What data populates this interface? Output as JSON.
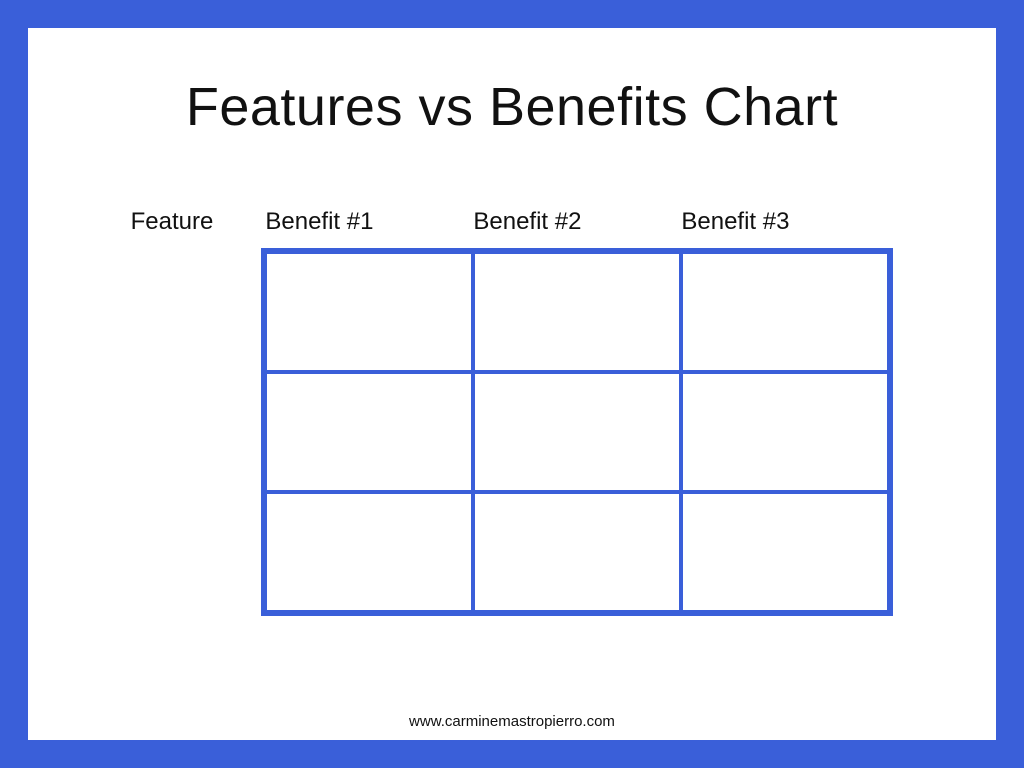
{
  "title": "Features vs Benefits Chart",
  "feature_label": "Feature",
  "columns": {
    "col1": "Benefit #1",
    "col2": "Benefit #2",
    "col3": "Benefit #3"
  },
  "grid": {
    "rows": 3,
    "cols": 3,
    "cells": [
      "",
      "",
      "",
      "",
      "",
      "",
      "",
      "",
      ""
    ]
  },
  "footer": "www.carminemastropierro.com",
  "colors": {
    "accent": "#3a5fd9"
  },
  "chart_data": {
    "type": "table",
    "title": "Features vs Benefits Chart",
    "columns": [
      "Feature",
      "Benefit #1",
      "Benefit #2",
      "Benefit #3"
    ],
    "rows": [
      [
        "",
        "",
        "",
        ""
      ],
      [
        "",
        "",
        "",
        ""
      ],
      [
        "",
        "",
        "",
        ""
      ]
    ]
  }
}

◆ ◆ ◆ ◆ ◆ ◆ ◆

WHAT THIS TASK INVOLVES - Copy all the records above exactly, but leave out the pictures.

WRITTEN SOLUTION -
What data populates this interface? Output as JSON.
{
  "title": "Features vs Benefits Chart",
  "feature_label": "Feature",
  "columns": {
    "col1": "Benefit #1",
    "col2": "Benefit #2",
    "col3": "Benefit #3"
  },
  "grid": {
    "rows": 3,
    "cols": 3,
    "cells": [
      "",
      "",
      "",
      "",
      "",
      "",
      "",
      "",
      ""
    ]
  },
  "footer": "www.carminemastropierro.com",
  "colors": {
    "accent": "#3a5fd9"
  },
  "chart_data": {
    "type": "table",
    "title": "Features vs Benefits Chart",
    "columns": [
      "Feature",
      "Benefit #1",
      "Benefit #2",
      "Benefit #3"
    ],
    "rows": [
      [
        "",
        "",
        "",
        ""
      ],
      [
        "",
        "",
        "",
        ""
      ],
      [
        "",
        "",
        "",
        ""
      ]
    ]
  }
}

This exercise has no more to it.